Chinese is a compact language. This is seen in the few words Chang CHENG uses to describe their branding strategy: 先找域名，再定品牌 (Find the domain name first, then settle the brand.) Early last year, the Lenovo executive was tasked to create an innovative line of mobile phones. Naturally, he named the new company ShenQi (magical) and the new product brand Zuk.
First of all, what is the meaning of Zuk? Well, it’s hard to tell because Zuk is not a dictionary word and Cheng has never explained it publicly. According to my search, Zuk is a Polish name meaning “beetle”. Urban Dictionary probably gives us the best hint: zero. In explaining the Zuk culture, the company’s website mentions Zuk as being the beginning of everything.
In creating the brand Zuk, Cheng (常程) applied their new branding strategy of domain name first. This is in sharp contrast with the traditional wisdom of working on the brand name itself first. What was the actual process in creating Zuk? Unfortunately, Cheng has not given away any details.
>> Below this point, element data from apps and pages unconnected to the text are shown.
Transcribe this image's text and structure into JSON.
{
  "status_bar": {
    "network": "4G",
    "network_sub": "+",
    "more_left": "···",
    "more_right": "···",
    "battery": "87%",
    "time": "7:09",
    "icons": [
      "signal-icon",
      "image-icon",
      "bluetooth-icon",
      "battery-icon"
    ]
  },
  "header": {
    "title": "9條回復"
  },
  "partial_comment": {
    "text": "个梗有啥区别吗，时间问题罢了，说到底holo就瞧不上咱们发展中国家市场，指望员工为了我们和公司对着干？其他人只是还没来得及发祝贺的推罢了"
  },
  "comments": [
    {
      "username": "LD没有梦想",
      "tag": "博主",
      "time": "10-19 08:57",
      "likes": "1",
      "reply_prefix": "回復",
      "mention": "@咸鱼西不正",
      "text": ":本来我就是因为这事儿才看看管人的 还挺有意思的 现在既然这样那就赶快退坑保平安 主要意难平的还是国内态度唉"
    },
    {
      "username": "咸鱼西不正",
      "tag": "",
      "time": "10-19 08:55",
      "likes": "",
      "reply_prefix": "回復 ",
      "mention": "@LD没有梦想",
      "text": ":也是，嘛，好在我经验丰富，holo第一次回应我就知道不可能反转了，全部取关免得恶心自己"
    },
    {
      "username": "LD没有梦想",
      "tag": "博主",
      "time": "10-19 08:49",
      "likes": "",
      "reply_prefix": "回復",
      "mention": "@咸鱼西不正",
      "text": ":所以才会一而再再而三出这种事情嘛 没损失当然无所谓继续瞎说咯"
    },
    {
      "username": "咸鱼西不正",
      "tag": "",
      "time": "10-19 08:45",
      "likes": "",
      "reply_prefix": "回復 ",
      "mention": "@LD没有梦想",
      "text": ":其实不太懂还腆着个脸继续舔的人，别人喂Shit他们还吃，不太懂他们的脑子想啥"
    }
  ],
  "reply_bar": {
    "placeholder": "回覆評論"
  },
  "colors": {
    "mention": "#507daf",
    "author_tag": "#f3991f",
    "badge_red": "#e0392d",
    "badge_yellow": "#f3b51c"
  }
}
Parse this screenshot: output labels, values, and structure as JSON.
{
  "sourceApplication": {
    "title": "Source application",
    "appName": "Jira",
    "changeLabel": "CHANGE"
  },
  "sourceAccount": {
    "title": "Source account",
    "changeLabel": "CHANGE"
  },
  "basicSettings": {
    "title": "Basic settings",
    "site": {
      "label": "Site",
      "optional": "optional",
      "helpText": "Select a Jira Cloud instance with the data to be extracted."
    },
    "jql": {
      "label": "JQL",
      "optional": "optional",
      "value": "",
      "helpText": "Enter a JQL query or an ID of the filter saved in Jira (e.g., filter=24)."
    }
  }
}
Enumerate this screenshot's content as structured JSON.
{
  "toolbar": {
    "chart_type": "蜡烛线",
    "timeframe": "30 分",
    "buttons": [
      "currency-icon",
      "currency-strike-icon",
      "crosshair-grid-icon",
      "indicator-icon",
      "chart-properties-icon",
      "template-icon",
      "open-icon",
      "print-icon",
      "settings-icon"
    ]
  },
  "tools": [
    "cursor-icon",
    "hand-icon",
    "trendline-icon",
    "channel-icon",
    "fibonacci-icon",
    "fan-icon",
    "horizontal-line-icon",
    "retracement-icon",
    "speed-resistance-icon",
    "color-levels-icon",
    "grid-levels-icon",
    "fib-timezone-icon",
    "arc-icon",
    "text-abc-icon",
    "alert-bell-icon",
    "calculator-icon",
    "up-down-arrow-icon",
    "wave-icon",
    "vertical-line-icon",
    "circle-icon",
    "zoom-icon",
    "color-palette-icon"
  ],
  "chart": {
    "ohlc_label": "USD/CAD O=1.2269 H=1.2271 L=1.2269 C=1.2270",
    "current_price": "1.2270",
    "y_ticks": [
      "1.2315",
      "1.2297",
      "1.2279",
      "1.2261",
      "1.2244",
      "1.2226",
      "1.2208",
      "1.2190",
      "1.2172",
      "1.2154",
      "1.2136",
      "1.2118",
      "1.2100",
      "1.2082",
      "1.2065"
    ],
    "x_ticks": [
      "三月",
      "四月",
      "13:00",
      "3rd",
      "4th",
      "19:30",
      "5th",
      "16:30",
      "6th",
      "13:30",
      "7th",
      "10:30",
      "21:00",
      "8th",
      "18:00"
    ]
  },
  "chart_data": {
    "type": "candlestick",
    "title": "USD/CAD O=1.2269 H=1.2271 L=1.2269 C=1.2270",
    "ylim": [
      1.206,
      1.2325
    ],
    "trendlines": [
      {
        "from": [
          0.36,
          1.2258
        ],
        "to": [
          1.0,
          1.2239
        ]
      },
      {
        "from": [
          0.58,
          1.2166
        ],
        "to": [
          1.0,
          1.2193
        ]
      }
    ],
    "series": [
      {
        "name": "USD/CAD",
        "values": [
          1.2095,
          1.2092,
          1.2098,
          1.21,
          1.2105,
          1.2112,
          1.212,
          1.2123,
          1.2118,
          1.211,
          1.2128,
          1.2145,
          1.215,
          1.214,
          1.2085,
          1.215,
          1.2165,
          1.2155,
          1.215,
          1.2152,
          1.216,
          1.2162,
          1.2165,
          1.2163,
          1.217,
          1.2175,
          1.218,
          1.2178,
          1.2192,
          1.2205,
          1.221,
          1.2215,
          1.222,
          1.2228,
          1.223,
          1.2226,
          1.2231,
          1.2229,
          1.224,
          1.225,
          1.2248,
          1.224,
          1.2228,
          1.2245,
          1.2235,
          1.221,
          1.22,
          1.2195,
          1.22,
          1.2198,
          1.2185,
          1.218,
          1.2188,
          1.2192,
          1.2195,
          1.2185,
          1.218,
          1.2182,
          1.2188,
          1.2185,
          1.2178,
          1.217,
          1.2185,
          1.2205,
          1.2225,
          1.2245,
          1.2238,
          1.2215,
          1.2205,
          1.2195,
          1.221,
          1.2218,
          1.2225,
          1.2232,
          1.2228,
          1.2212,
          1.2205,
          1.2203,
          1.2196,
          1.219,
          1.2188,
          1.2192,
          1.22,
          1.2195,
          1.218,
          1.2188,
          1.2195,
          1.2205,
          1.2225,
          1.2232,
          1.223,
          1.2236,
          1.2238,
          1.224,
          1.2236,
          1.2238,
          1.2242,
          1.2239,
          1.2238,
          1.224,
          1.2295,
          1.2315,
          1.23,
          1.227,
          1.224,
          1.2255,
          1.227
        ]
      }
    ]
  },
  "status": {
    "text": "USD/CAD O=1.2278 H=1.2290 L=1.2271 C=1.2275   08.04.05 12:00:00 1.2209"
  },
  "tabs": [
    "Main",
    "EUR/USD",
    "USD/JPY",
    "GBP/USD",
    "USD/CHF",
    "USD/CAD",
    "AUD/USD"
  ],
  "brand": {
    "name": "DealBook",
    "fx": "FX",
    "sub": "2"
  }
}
However, I’ll volunteer and try to reverse engineer the Zuk brand. Cheng’s team probably started off with a set of criteria on domain names, as follows:
- “beginning” or “new” message
- global brand (Pinyin less likely)
- .com, of course
- one word (so no acronym or numeric)
- up to 3 letters
- $1m budget
They applied the criteria to narrow domain names available down to a short list of candidates. Then they studied each of the candidates and their branding possibility. Finally, they picked the best domain name + brand within the budget, and secured the domain ownership. The brand Zuk was born.
What is the implication to domain investors? Domain names are no longer just addresses in the digital world. They are taking center stage in any new business. A domain name has become part of a brand, and a brand cannot stand unless the matching domain name can be secured. The long-term outlook of domain names is very bright. Short, meaningful domain names on mainstream extensions (.com and .cn) will continue to increase in their values in China.
PS1: Zuk is becoming an umbrella brand. Recently Moto (remember Motorola?) was moved under Zuk.
PS2: Zuk.com was sold for $7k to an investor in China in 2011. In the following year, it was again sold to another Chinese investor for $54k (360k yuan). In 2015, the price was over $1m when Lenovo/ShenQi bought it. The rise is truly spectacular!